### [Assignment]
After locating the line containing "Extract the structured" in the entries below, please write out that line and the rest through the end exactly. Omit pictures.

[Data records for software interfaces]

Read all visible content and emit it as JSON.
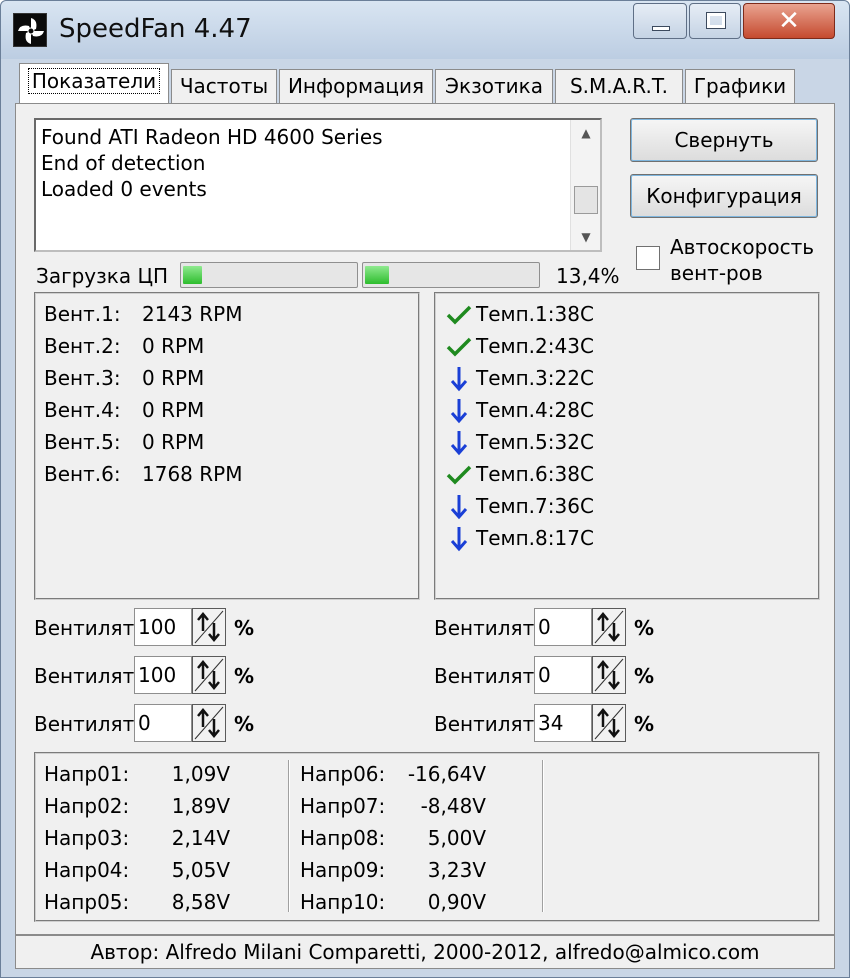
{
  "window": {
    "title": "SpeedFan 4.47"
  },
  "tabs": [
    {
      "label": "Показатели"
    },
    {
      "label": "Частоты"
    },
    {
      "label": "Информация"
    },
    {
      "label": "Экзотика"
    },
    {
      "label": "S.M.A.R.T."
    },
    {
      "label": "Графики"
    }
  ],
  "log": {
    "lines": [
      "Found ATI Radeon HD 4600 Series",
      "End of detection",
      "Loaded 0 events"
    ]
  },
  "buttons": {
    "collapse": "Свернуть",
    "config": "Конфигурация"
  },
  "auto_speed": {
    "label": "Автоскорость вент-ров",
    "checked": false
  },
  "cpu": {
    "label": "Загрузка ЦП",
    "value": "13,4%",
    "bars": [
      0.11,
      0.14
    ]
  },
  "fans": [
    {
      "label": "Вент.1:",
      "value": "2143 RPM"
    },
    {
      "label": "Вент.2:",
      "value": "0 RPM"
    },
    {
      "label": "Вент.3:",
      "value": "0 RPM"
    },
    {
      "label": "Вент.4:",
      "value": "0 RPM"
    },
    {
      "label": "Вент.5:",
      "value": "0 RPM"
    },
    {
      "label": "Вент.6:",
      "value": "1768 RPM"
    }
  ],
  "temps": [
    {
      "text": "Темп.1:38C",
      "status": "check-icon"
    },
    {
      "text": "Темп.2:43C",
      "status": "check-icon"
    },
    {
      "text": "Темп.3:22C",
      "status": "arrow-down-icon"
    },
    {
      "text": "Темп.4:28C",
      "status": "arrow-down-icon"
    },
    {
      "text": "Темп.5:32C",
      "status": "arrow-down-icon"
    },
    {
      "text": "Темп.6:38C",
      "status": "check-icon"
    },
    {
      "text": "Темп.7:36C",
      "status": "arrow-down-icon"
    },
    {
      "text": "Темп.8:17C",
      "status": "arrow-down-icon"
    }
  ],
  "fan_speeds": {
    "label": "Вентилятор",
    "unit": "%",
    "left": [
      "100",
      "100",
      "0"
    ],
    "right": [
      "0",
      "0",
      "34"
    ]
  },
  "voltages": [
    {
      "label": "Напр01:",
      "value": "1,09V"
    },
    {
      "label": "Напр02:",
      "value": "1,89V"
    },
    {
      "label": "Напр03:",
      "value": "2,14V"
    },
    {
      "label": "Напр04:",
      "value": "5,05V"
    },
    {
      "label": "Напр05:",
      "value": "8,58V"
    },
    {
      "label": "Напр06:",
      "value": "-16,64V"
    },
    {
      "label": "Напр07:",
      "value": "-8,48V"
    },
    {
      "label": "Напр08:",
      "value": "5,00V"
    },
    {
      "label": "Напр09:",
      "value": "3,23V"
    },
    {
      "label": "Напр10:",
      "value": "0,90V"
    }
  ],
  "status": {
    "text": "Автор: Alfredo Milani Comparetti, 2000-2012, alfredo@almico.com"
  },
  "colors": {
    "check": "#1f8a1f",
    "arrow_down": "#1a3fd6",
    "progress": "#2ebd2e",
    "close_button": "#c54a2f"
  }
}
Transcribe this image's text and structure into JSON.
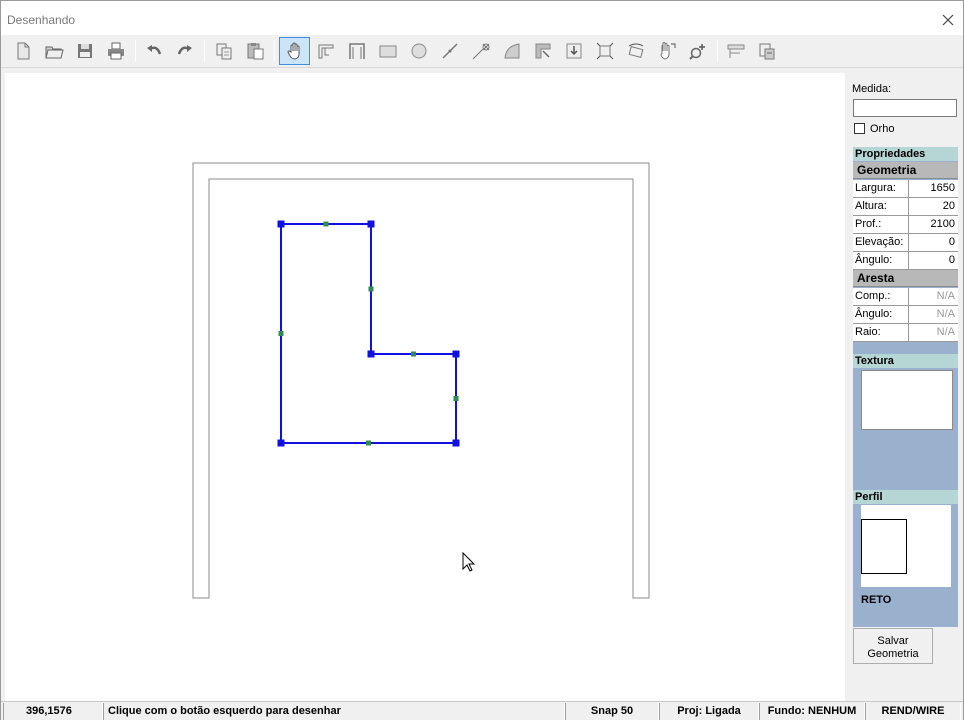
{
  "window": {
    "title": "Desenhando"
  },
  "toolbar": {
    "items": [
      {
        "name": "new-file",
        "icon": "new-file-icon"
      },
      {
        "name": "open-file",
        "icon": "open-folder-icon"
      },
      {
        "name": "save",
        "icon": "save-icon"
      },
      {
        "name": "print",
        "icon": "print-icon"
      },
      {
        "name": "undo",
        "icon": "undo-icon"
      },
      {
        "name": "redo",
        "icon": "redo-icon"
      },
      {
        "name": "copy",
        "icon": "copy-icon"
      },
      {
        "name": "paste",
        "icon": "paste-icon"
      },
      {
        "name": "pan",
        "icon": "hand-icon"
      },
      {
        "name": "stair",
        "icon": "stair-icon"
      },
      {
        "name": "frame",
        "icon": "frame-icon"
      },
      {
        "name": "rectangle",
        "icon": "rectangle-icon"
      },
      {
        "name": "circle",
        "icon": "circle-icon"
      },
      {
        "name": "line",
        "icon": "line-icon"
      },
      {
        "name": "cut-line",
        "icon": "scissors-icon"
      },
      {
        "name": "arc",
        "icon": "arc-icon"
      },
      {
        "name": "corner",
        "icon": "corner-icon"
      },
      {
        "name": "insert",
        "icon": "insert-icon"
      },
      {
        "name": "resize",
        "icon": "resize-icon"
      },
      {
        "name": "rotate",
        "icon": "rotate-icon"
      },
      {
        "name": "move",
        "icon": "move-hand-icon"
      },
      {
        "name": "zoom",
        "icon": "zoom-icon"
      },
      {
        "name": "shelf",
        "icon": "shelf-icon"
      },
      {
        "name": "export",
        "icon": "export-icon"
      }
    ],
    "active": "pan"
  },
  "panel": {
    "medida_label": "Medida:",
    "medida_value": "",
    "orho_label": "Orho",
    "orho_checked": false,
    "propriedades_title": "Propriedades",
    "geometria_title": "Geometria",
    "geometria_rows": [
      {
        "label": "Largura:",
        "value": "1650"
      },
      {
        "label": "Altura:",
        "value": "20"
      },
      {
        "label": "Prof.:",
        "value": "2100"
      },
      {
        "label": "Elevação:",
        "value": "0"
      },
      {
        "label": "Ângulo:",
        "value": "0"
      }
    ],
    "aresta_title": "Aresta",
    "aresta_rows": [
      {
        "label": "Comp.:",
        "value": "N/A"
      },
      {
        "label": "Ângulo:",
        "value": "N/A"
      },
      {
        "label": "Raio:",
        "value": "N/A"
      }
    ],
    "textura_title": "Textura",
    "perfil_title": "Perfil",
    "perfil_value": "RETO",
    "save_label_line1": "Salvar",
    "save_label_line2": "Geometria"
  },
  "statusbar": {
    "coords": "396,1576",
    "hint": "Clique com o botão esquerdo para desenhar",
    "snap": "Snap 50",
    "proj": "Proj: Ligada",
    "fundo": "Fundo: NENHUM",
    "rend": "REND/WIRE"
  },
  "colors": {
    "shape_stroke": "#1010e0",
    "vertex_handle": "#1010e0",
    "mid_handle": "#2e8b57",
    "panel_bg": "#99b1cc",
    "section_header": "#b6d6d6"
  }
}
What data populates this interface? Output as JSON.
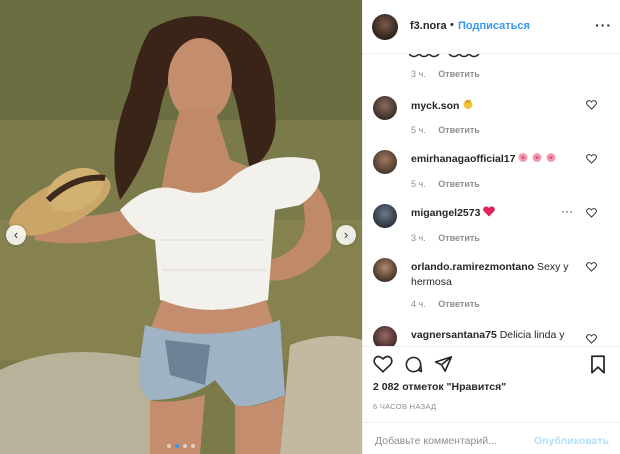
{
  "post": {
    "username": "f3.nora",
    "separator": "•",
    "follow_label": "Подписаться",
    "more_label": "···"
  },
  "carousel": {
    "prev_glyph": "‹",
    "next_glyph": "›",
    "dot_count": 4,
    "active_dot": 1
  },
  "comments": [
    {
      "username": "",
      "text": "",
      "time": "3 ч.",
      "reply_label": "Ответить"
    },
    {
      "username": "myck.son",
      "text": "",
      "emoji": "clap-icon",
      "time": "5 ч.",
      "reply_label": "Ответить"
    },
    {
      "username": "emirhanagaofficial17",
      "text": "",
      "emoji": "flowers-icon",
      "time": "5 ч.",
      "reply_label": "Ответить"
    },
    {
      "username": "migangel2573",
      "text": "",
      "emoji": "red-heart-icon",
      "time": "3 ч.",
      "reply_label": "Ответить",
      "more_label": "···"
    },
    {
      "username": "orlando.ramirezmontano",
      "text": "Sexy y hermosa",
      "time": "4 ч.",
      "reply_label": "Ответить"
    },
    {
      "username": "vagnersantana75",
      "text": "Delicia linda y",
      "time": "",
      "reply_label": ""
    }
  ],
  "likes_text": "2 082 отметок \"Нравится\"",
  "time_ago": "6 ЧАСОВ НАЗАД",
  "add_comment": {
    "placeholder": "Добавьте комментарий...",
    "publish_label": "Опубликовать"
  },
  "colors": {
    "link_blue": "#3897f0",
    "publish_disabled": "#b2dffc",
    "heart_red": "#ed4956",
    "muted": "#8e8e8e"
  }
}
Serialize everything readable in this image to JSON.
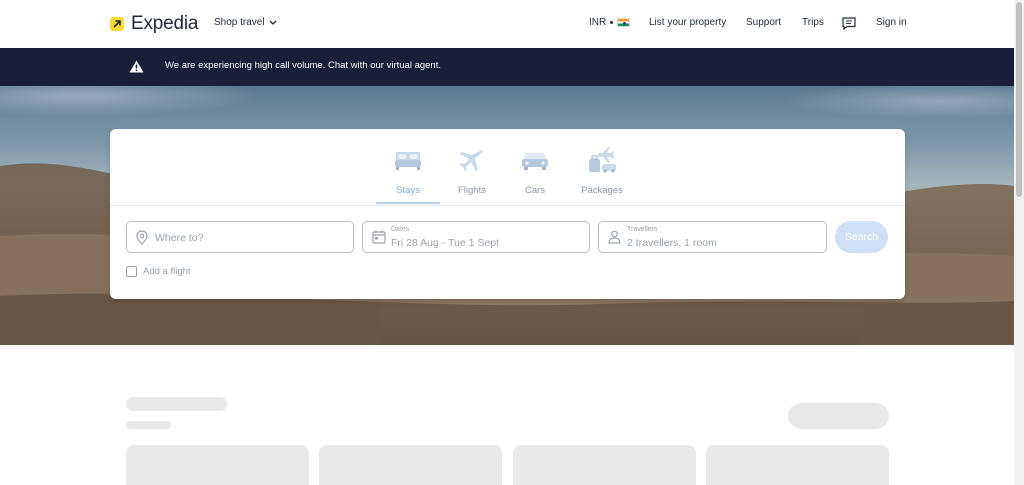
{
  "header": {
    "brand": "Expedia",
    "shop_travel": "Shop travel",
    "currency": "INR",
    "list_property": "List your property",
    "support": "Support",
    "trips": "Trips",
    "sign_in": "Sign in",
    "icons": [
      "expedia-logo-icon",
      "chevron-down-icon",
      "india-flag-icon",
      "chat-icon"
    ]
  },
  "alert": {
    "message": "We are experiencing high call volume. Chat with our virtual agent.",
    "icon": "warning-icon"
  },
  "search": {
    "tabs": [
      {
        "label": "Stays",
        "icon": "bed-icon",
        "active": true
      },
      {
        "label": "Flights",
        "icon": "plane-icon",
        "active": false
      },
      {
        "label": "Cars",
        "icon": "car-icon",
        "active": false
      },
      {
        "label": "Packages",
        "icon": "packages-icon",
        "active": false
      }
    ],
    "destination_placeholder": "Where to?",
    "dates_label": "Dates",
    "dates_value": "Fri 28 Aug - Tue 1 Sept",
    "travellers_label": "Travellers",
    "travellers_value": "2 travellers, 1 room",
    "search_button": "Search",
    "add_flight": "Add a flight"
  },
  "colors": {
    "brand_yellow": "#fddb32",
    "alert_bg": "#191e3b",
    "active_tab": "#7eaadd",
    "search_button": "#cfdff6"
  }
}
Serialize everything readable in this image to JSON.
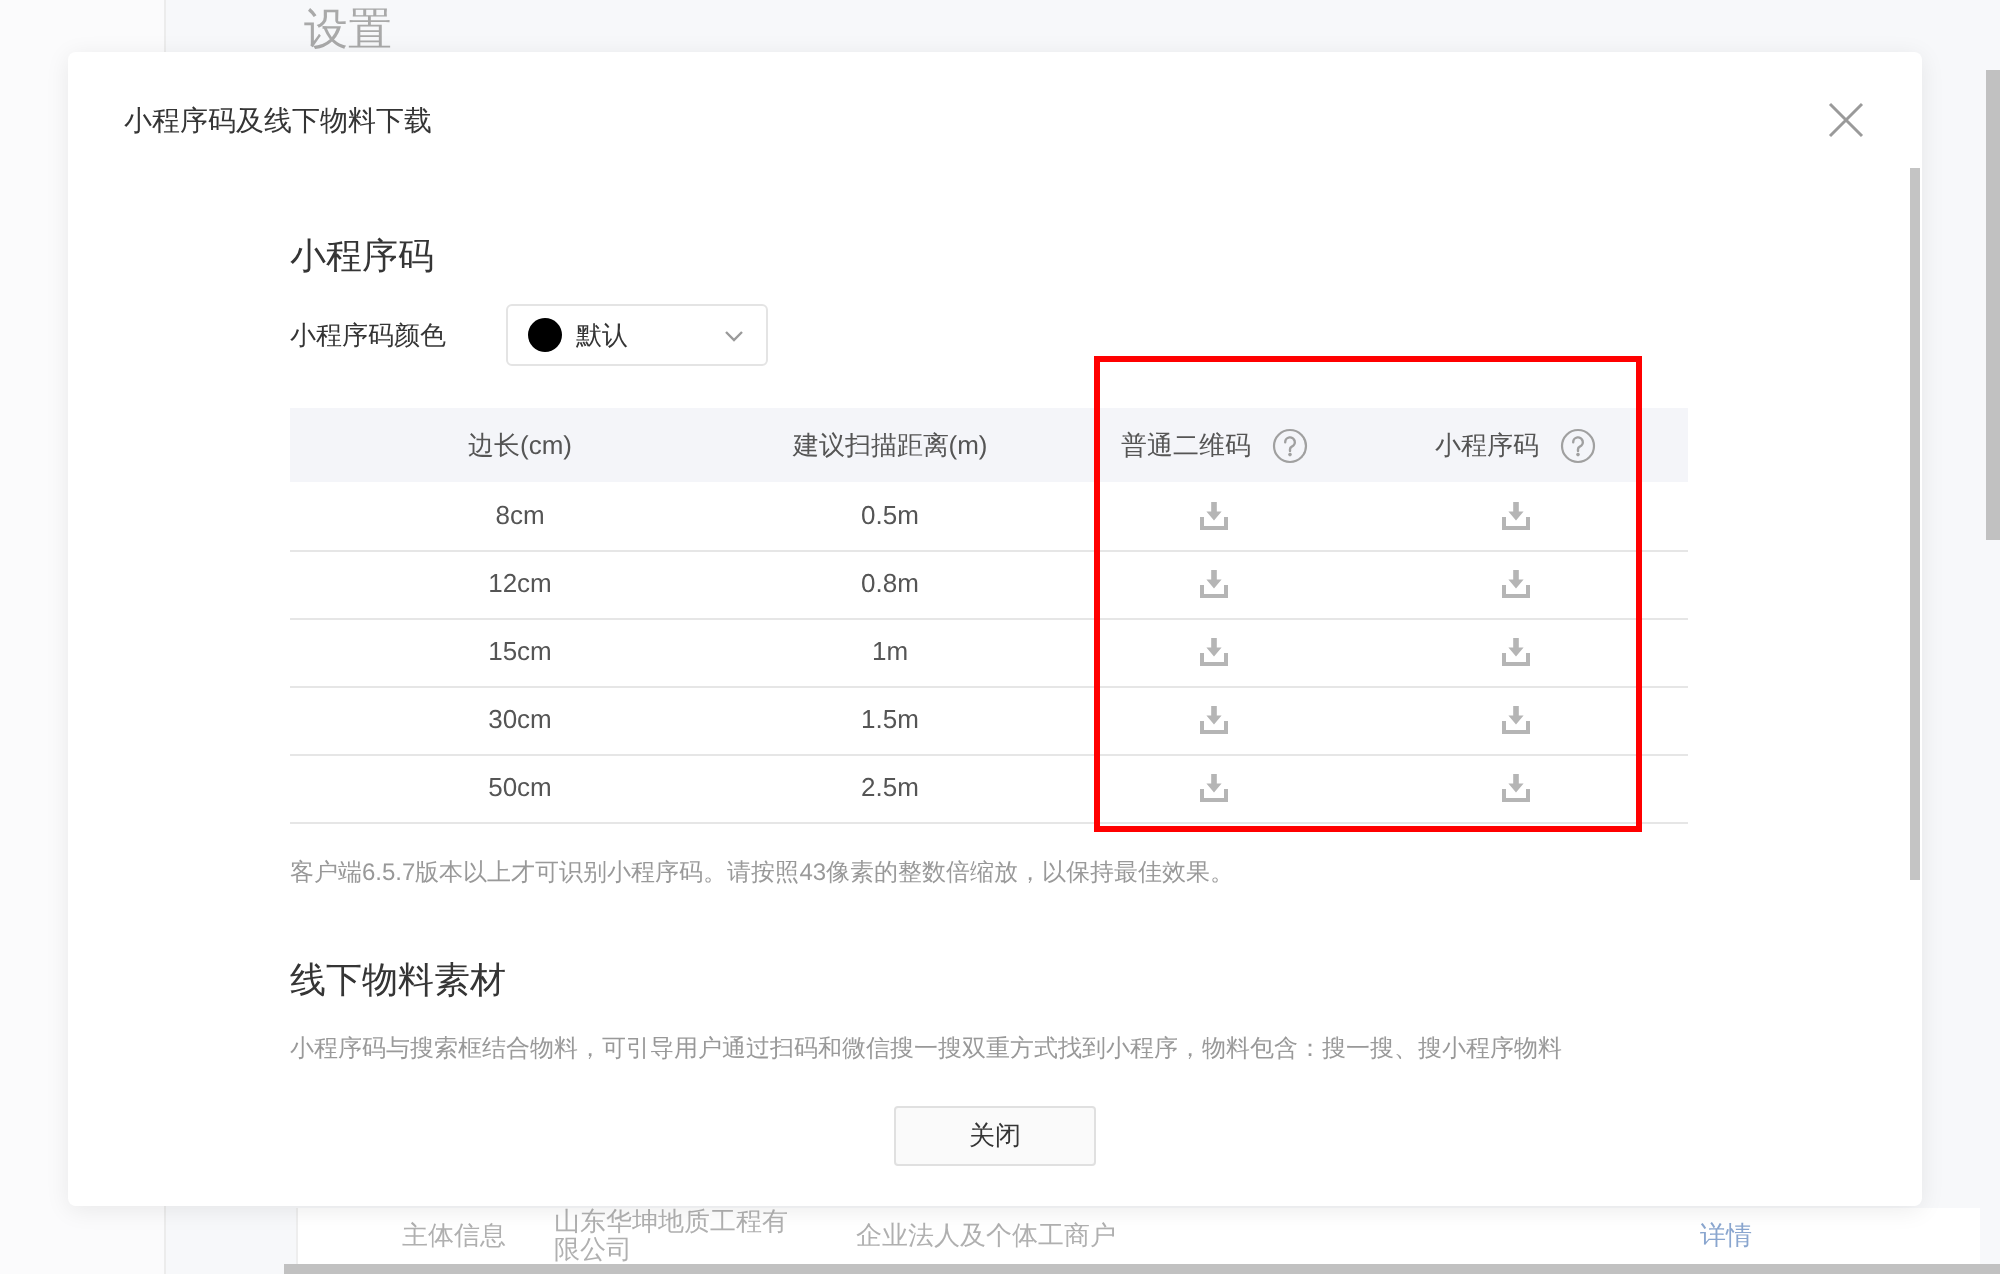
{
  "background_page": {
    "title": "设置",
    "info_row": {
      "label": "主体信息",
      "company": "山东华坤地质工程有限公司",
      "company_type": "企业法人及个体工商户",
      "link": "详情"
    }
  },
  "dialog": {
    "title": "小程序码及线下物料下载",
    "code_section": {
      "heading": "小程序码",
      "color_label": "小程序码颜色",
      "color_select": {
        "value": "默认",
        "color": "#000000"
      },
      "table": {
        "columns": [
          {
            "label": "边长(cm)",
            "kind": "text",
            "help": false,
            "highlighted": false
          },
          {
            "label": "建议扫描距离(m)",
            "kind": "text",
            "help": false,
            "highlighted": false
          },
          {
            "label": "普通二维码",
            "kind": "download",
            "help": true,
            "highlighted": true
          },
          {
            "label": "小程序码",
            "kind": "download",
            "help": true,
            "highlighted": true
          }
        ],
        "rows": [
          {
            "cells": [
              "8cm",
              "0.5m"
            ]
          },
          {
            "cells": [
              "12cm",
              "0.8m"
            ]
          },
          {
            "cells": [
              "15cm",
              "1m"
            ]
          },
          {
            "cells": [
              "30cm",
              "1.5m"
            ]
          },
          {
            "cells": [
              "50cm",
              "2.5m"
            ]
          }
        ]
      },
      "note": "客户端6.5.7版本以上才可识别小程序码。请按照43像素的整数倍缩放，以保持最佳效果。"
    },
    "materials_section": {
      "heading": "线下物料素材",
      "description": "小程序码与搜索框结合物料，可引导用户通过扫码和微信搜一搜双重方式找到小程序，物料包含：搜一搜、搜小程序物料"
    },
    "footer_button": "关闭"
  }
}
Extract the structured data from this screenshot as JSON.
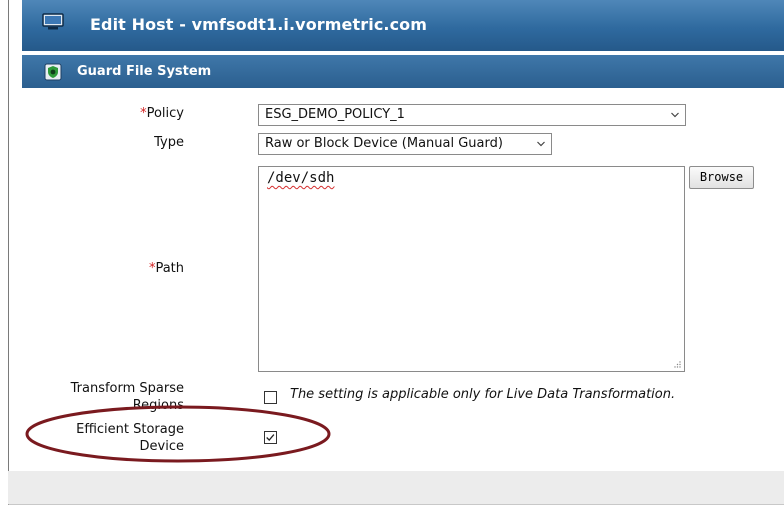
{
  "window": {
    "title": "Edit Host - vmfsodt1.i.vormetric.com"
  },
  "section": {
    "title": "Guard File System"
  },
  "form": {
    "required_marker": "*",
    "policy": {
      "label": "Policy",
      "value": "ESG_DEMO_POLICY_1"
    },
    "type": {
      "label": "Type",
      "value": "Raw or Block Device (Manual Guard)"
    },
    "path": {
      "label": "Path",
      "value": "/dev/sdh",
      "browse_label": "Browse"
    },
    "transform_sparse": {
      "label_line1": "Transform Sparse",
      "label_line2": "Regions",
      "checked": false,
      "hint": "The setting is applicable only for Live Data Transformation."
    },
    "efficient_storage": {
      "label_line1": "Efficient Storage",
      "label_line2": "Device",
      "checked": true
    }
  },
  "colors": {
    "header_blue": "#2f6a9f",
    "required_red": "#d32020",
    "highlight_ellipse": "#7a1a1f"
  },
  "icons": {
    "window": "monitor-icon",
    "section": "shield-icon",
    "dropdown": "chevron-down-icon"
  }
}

### [Task result]
Extract the structured data from this screenshot as JSON.
{
  "window": {
    "title": "Edit Host - vmfsodt1.i.vormetric.com"
  },
  "section": {
    "title": "Guard File System"
  },
  "form": {
    "required_marker": "*",
    "policy": {
      "label": "Policy",
      "value": "ESG_DEMO_POLICY_1"
    },
    "type": {
      "label": "Type",
      "value": "Raw or Block Device (Manual Guard)"
    },
    "path": {
      "label": "Path",
      "value": "/dev/sdh",
      "browse_label": "Browse"
    },
    "transform_sparse": {
      "label_line1": "Transform Sparse",
      "label_line2": "Regions",
      "checked": false,
      "hint": "The setting is applicable only for Live Data Transformation."
    },
    "efficient_storage": {
      "label_line1": "Efficient Storage",
      "label_line2": "Device",
      "checked": true
    }
  },
  "colors": {
    "header_blue": "#2f6a9f",
    "required_red": "#d32020",
    "highlight_ellipse": "#7a1a1f"
  },
  "icons": {
    "window": "monitor-icon",
    "section": "shield-icon",
    "dropdown": "chevron-down-icon"
  }
}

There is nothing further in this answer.